Recipe #13: “No Kings”

by Deke Dunne, Allegory at the Eaton DC Hotel (Washington, D.C.)

1.5 oz Town Branch Kentucky Straight Bourbon

1 oz Don Ciccio & Figli Cerasum Aperitivo

Peychaud’s Bitters, sprayed

“Washington, D.C. has a rich history of graffiti art, from the legendary graffiti artist Cool Disco Dan in the ‘70s and ‘80s to the more recent iconic murals and pop-ups of the No Kings Collective. In order to pay homage to a criminally underappreciated art scene, I give you the ‘No Kings.’ No Kings is a Julep variation made with Town Branch Bourbon, which has notes of mint and cherry, and I combined it with Washington D.C.’s very own Don Ciccio & Figli Cerasum Aperitivo, a juicy, cherry blossom bitter liqueur. I then combined those ingredients with fresh mint and Peychaud’s Bitters, which has notes of cherry and anise. The spraying of the bitters is a representation of the amazing street art pioneers that spanned generations in Washington, D.C.”

Life is an adventure, and I’m always on the hunt for the next exciting journey. I’m a Lvl 1 Cicerone (beer sommelier) and spirits enthusiast based in San Francisco. I

Life is an adventure, and I’m always on the hunt for the next exciting journey. I’m a Lvl 1 Cicerone (beer sommelier) and spirits enthusiast based in San Francisco. I hold a Certificate in Whisky from The Edinburgh Whisky Academy and have been writing professionally for over 15 years. Beyond Forbes, my work appears regularly place like Fortune, Fast Company, and Conde Nast Traveler. You can follow what I’m up to now on Twitter @emily.


6. Mint No-Churn Ice Cream
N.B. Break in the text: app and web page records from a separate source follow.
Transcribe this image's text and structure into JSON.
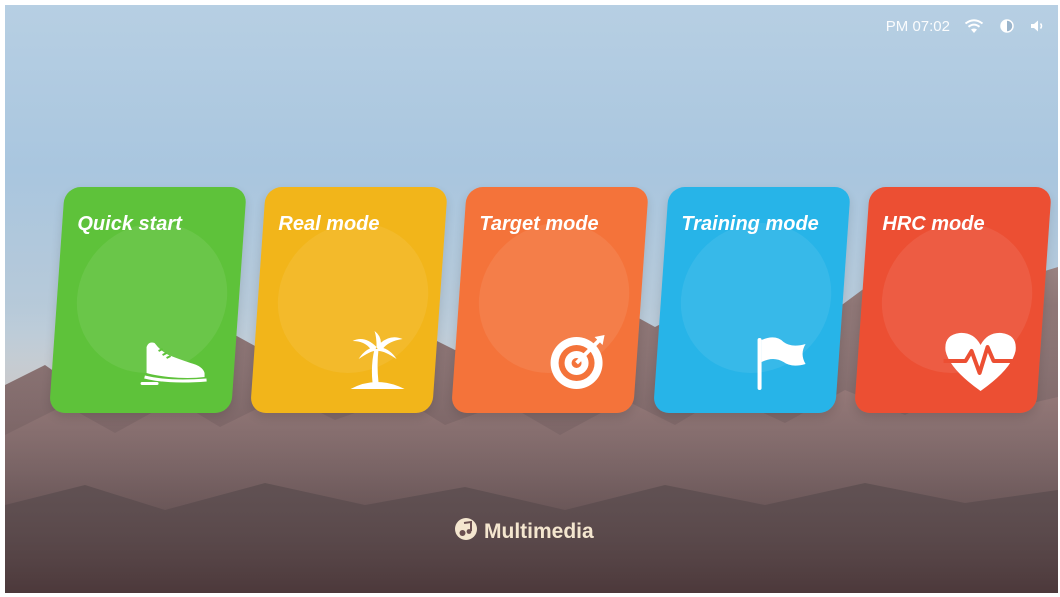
{
  "status_bar": {
    "time": "PM 07:02",
    "icons": [
      "wifi-icon",
      "brightness-icon",
      "volume-icon"
    ]
  },
  "cards": [
    {
      "label": "Quick start",
      "icon": "shoe-icon",
      "color": "#5ec23a"
    },
    {
      "label": "Real mode",
      "icon": "palm-tree-icon",
      "color": "#f2b51a"
    },
    {
      "label": "Target mode",
      "icon": "target-icon",
      "color": "#f4733a"
    },
    {
      "label": "Training mode",
      "icon": "flag-icon",
      "color": "#27b4e8"
    },
    {
      "label": "HRC mode",
      "icon": "heart-rate-icon",
      "color": "#ec4f33"
    }
  ],
  "multimedia": {
    "label": "Multimedia",
    "icon": "music-note-icon"
  }
}
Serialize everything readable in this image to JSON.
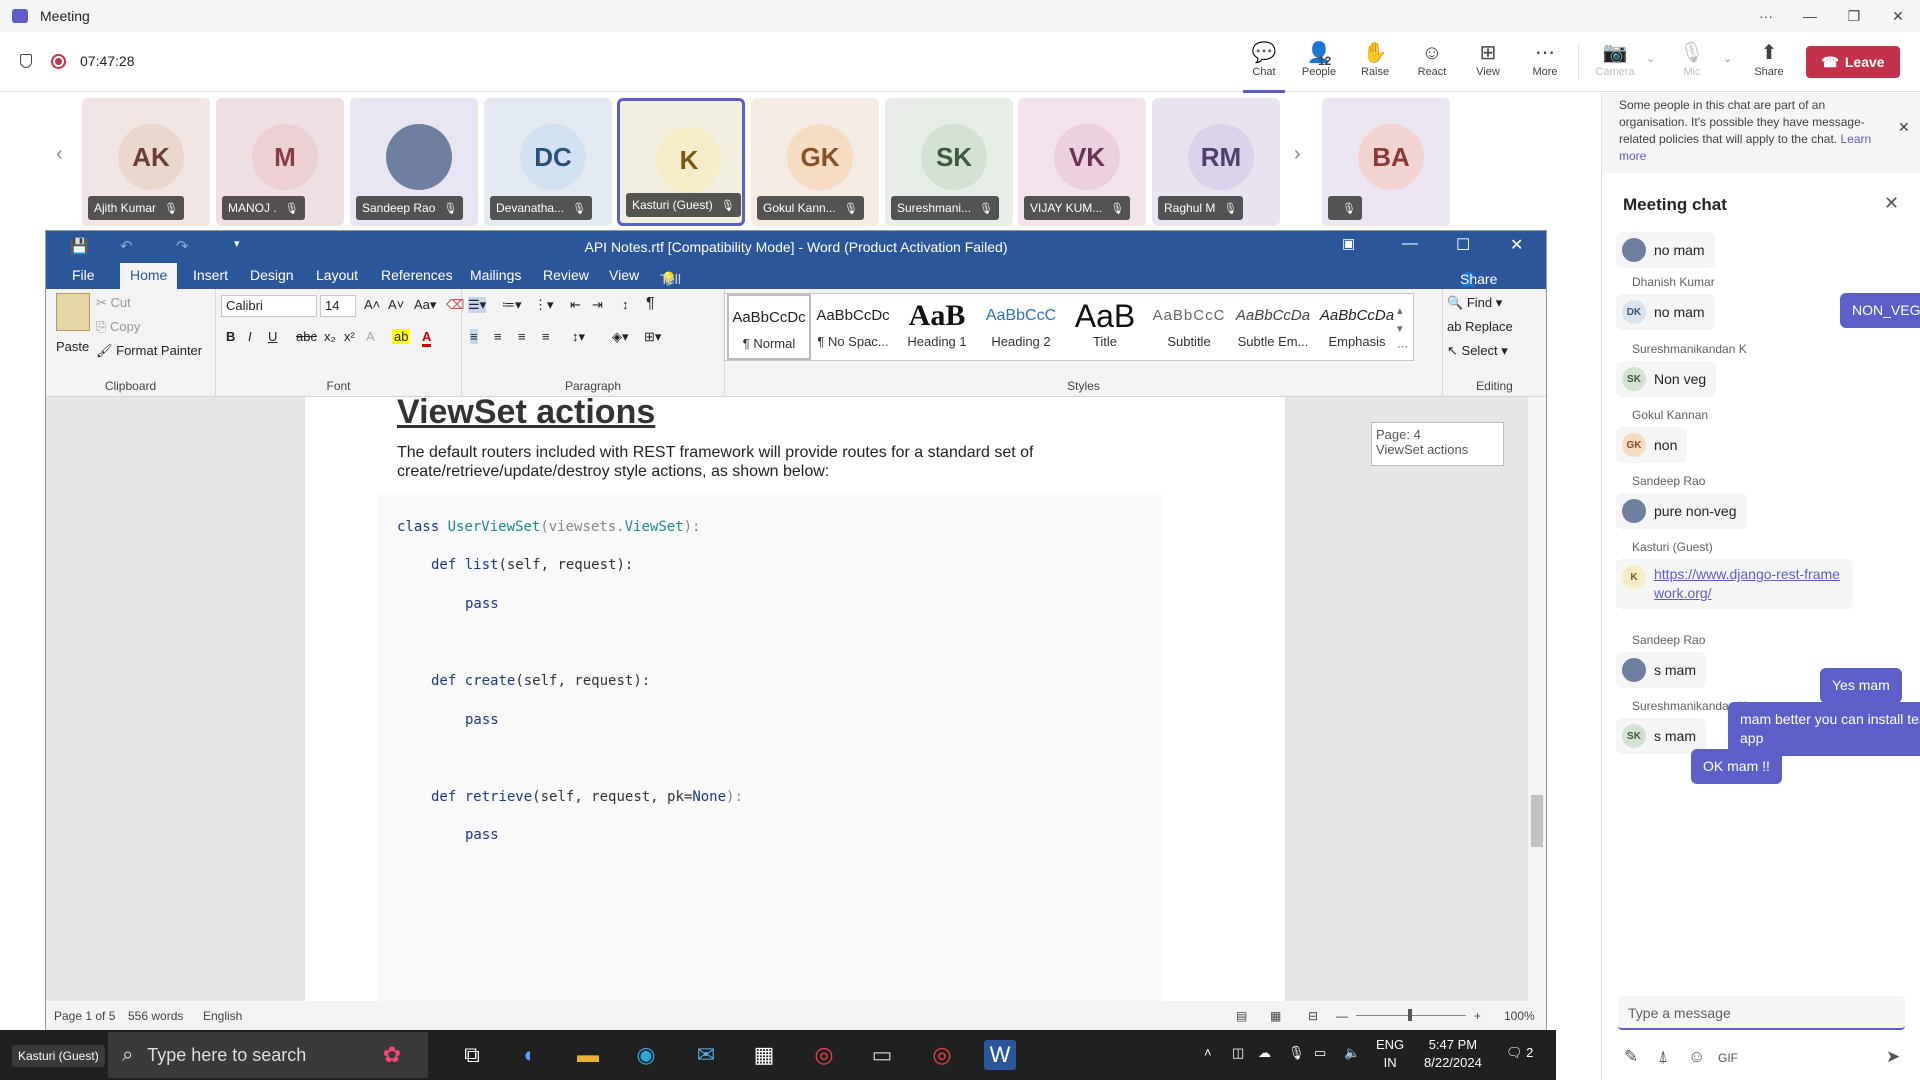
{
  "titlebar": {
    "title": "Meeting"
  },
  "meeting": {
    "timer": "07:47:28",
    "people_count": "12",
    "leave_label": "Leave"
  },
  "toolbar": [
    {
      "id": "chat",
      "label": "Chat",
      "icon": "chat-icon",
      "glyph": "💬"
    },
    {
      "id": "people",
      "label": "People",
      "icon": "people-icon",
      "glyph": "👤"
    },
    {
      "id": "raise",
      "label": "Raise",
      "icon": "hand-icon",
      "glyph": "✋"
    },
    {
      "id": "react",
      "label": "React",
      "icon": "smiley-icon",
      "glyph": "☺"
    },
    {
      "id": "view",
      "label": "View",
      "icon": "grid-icon",
      "glyph": "⊞"
    },
    {
      "id": "more",
      "label": "More",
      "icon": "ellipsis-icon",
      "glyph": "⋯"
    },
    {
      "id": "camera",
      "label": "Camera",
      "icon": "camera-off-icon",
      "glyph": "📷"
    },
    {
      "id": "mic",
      "label": "Mic",
      "icon": "mic-off-icon",
      "glyph": "🎙"
    },
    {
      "id": "share",
      "label": "Share",
      "icon": "share-icon",
      "glyph": "⬆"
    }
  ],
  "participants": [
    {
      "initials": "AK",
      "name": "Ajith Kumar",
      "bg": "#f1e6e3",
      "av": "#ecd7cf",
      "fg": "#6b3f32"
    },
    {
      "initials": "M",
      "name": "MANOJ .",
      "bg": "#efe0e3",
      "av": "#ecd0d4",
      "fg": "#8a3b44"
    },
    {
      "initials": "",
      "name": "Sandeep Rao",
      "bg": "#e7e6f2",
      "av": "#6e7fa0",
      "fg": "#fff"
    },
    {
      "initials": "DC",
      "name": "Devanatha...",
      "bg": "#e4eaf2",
      "av": "#d3e2f2",
      "fg": "#27507a"
    },
    {
      "initials": "K",
      "name": "Kasturi (Guest)",
      "bg": "#f3efe0",
      "av": "#f6ecc7",
      "fg": "#7a5a12"
    },
    {
      "initials": "GK",
      "name": "Gokul Kann...",
      "bg": "#f4ebe3",
      "av": "#f6dcc2",
      "fg": "#8a5022"
    },
    {
      "initials": "SK",
      "name": "Sureshmani...",
      "bg": "#e7ede7",
      "av": "#d4e2d4",
      "fg": "#3d5a3d"
    },
    {
      "initials": "VK",
      "name": "VIJAY KUM...",
      "bg": "#f2e3ec",
      "av": "#ecd0df",
      "fg": "#6b3355"
    },
    {
      "initials": "RM",
      "name": "Raghul M",
      "bg": "#e9e4f0",
      "av": "#dcd2ec",
      "fg": "#4e3f6d"
    },
    {
      "initials": "BA",
      "name": "",
      "bg": "#ece6f2",
      "av": "#f3d4d2",
      "fg": "#8a3b34"
    }
  ],
  "word": {
    "title": "API Notes.rtf [Compatibility Mode] - Word (Product Activation Failed)",
    "tabs": [
      "File",
      "Home",
      "Insert",
      "Design",
      "Layout",
      "References",
      "Mailings",
      "Review",
      "View"
    ],
    "tellme": "Tell me what you want to do...",
    "share": "Share",
    "clipboard": {
      "paste": "Paste",
      "cut": "Cut",
      "copy": "Copy",
      "format_painter": "Format Painter",
      "group": "Clipboard"
    },
    "font": {
      "name": "Calibri",
      "size": "14",
      "group": "Font"
    },
    "paragraph": {
      "group": "Paragraph"
    },
    "styles": {
      "group": "Styles",
      "items": [
        {
          "preview": "AaBbCcDc",
          "label": "¶ Normal"
        },
        {
          "preview": "AaBbCcDc",
          "label": "¶ No Spac..."
        },
        {
          "preview": "AaB",
          "label": "Heading 1"
        },
        {
          "preview": "AaBbCcC",
          "label": "Heading 2"
        },
        {
          "preview": "AaB",
          "label": "Title"
        },
        {
          "preview": "AaBbCcC",
          "label": "Subtitle"
        },
        {
          "preview": "AaBbCcDa",
          "label": "Subtle Em..."
        },
        {
          "preview": "AaBbCcDa",
          "label": "Emphasis"
        }
      ]
    },
    "editing": {
      "find": "Find",
      "replace": "Replace",
      "select": "Select",
      "group": "Editing"
    },
    "doc": {
      "heading": "ViewSet actions",
      "para": "The default routers included with REST framework will provide routes for a standard set of create/retrieve/update/destroy style actions, as shown below:",
      "code": {
        "l1a": "class",
        "l1b": "UserViewSet",
        "l1c": "(viewsets.",
        "l1d": "ViewSet",
        "l1e": "):",
        "l2a": "def",
        "l2b": "list",
        "l2c": "(self, request):",
        "p1": "pass",
        "l3a": "def",
        "l3b": "create",
        "l3c": "(self, request):",
        "p2": "pass",
        "l4a": "def",
        "l4b": "retrieve",
        "l4c": "(self, request, pk=",
        "l4d": "None",
        "l4e": "):",
        "p3": "pass"
      }
    },
    "nav_tooltip": {
      "page": "Page: 4",
      "heading": "ViewSet actions"
    },
    "status": {
      "page": "Page 1 of 5",
      "words": "556 words",
      "lang": "English",
      "zoom": "100%"
    }
  },
  "chat": {
    "banner": "Some people in this chat are part of an organisation. It's possible they have message-related policies that will apply to the chat.",
    "banner_link": "Learn more",
    "header": "Meeting chat",
    "messages": [
      {
        "sender": "",
        "text": "no mam",
        "initials": "",
        "photo": true
      },
      {
        "sender": "Dhanish Kumar",
        "text": "no mam",
        "initials": "DK"
      },
      {
        "sender": "Sureshmanikandan K",
        "text": "Non veg",
        "initials": "SK"
      },
      {
        "sender": "Gokul Kannan",
        "text": "non",
        "initials": "GK"
      },
      {
        "sender": "Sandeep Rao",
        "text": "pure non-veg",
        "initials": "",
        "photo": true
      },
      {
        "sender": "Kasturi (Guest)",
        "text": "https://www.django-rest-framework.org/",
        "initials": "K"
      },
      {
        "sender": "Sandeep Rao",
        "text": "s mam",
        "initials": "",
        "photo": true
      },
      {
        "sender": "Sureshmanikandan K",
        "text": "s mam",
        "initials": "SK"
      }
    ],
    "own": [
      {
        "text": "NON_VEG"
      },
      {
        "text": "Yes mam"
      },
      {
        "text": "mam better you can install team app"
      },
      {
        "text": "OK mam !!"
      }
    ],
    "compose_placeholder": "Type a message"
  },
  "taskbar": {
    "search": "Type here to search",
    "lang1": "ENG",
    "lang2": "IN",
    "time": "5:47 PM",
    "date": "8/22/2024",
    "notif": "2",
    "guest_label": "Kasturi (Guest)"
  },
  "colors": {
    "accent": "#5b5fc7",
    "leave": "#c4314b",
    "word": "#2b579a"
  }
}
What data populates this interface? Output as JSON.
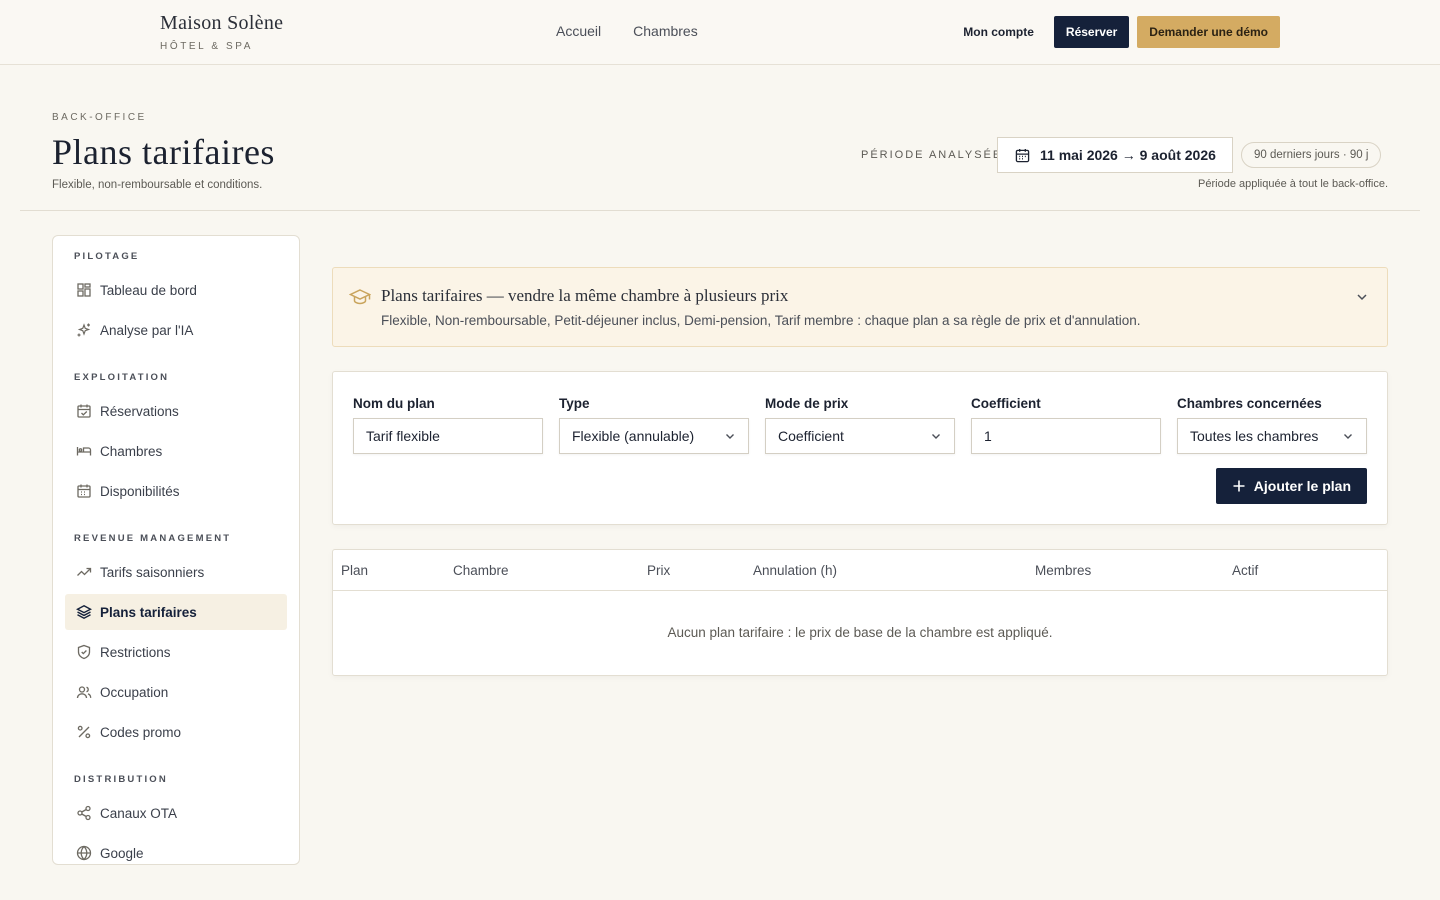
{
  "brand": {
    "name": "Maison Solène",
    "sub": "HÔTEL & SPA"
  },
  "nav": {
    "links": [
      "Accueil",
      "Chambres"
    ],
    "account": "Mon compte",
    "reserve": "Réserver",
    "demo": "Demander une démo"
  },
  "header": {
    "eyebrow": "BACK-OFFICE",
    "title": "Plans tarifaires",
    "subtitle": "Flexible, non-remboursable et conditions.",
    "period_label": "PÉRIODE ANALYSÉE",
    "period_range": "11 mai 2026 → 9 août 2026",
    "period_chip": "90 derniers jours · 90 j",
    "period_note": "Période appliquée à tout le back-office."
  },
  "sidebar": {
    "sections": [
      {
        "title": "PILOTAGE",
        "items": [
          {
            "label": "Tableau de bord",
            "icon": "dashboard-icon"
          },
          {
            "label": "Analyse par l'IA",
            "icon": "sparkles-icon"
          }
        ]
      },
      {
        "title": "EXPLOITATION",
        "items": [
          {
            "label": "Réservations",
            "icon": "calendar-check-icon"
          },
          {
            "label": "Chambres",
            "icon": "bed-icon"
          },
          {
            "label": "Disponibilités",
            "icon": "calendar-grid-icon"
          }
        ]
      },
      {
        "title": "REVENUE MANAGEMENT",
        "items": [
          {
            "label": "Tarifs saisonniers",
            "icon": "trend-up-icon"
          },
          {
            "label": "Plans tarifaires",
            "icon": "layers-icon"
          },
          {
            "label": "Restrictions",
            "icon": "shield-check-icon"
          },
          {
            "label": "Occupation",
            "icon": "users-icon"
          },
          {
            "label": "Codes promo",
            "icon": "percent-icon"
          }
        ]
      },
      {
        "title": "DISTRIBUTION",
        "items": [
          {
            "label": "Canaux OTA",
            "icon": "share-icon"
          },
          {
            "label": "Google",
            "icon": "globe-icon"
          }
        ]
      }
    ]
  },
  "banner": {
    "title": "Plans tarifaires — vendre la même chambre à plusieurs prix",
    "text": "Flexible, Non-remboursable, Petit-déjeuner inclus, Demi-pension, Tarif membre : chaque plan a sa règle de prix et d'annulation."
  },
  "form": {
    "name_label": "Nom du plan",
    "name_value": "Tarif flexible",
    "type_label": "Type",
    "type_value": "Flexible (annulable)",
    "mode_label": "Mode de prix",
    "mode_value": "Coefficient",
    "coef_label": "Coefficient",
    "coef_value": "1",
    "rooms_label": "Chambres concernées",
    "rooms_value": "Toutes les chambres",
    "add_label": "Ajouter le plan"
  },
  "table": {
    "columns": [
      "Plan",
      "Chambre",
      "Prix",
      "Annulation (h)",
      "Membres",
      "Actif"
    ],
    "empty": "Aucun plan tarifaire : le prix de base de la chambre est appliqué."
  },
  "colors": {
    "navy": "#15213a",
    "gold": "#d4ab62",
    "background": "#f9f7f1",
    "active_bg": "#f6f0e3"
  }
}
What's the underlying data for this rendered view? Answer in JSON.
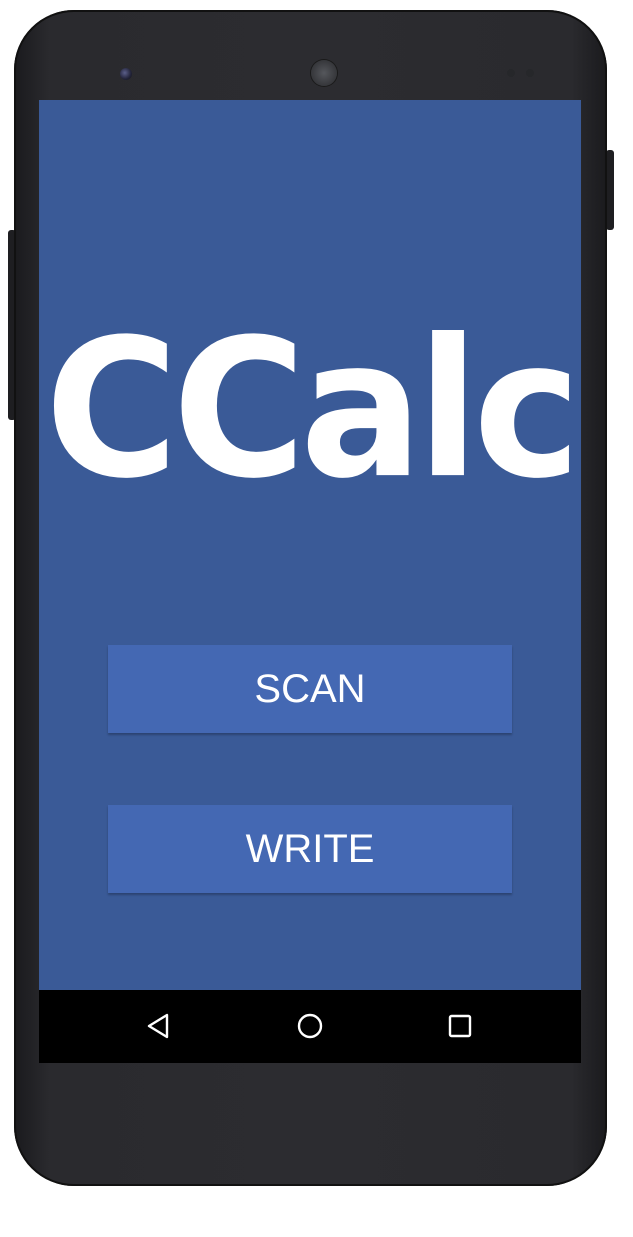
{
  "app": {
    "title": "CCalc"
  },
  "buttons": {
    "scan_label": "SCAN",
    "write_label": "WRITE"
  },
  "navigation": {
    "back_icon": "back-triangle-icon",
    "home_icon": "home-circle-icon",
    "recents_icon": "recents-square-icon"
  },
  "colors": {
    "screen_background": "#3a5a97",
    "button_background": "#4468b3",
    "text": "#ffffff",
    "navbar_background": "#000000"
  }
}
If you love mint chocolate chip ice cream, and have a lot of fresh mint? Get ready to DIY. Heat 2 cups of heavy cream with a cup of packed fresh mint leaves to a simmer, then turn off heat and let cool to room temp. Refrigerate overnight with the mint in it, then strain. Whip the mint cream to soft peaks, then fold in a can of sweetened condensed milk and a pinch of fine salt, and whip again to get back to soft peaks. Fold in chopped dark chocolate or chocolate chips and freeze to scoopable.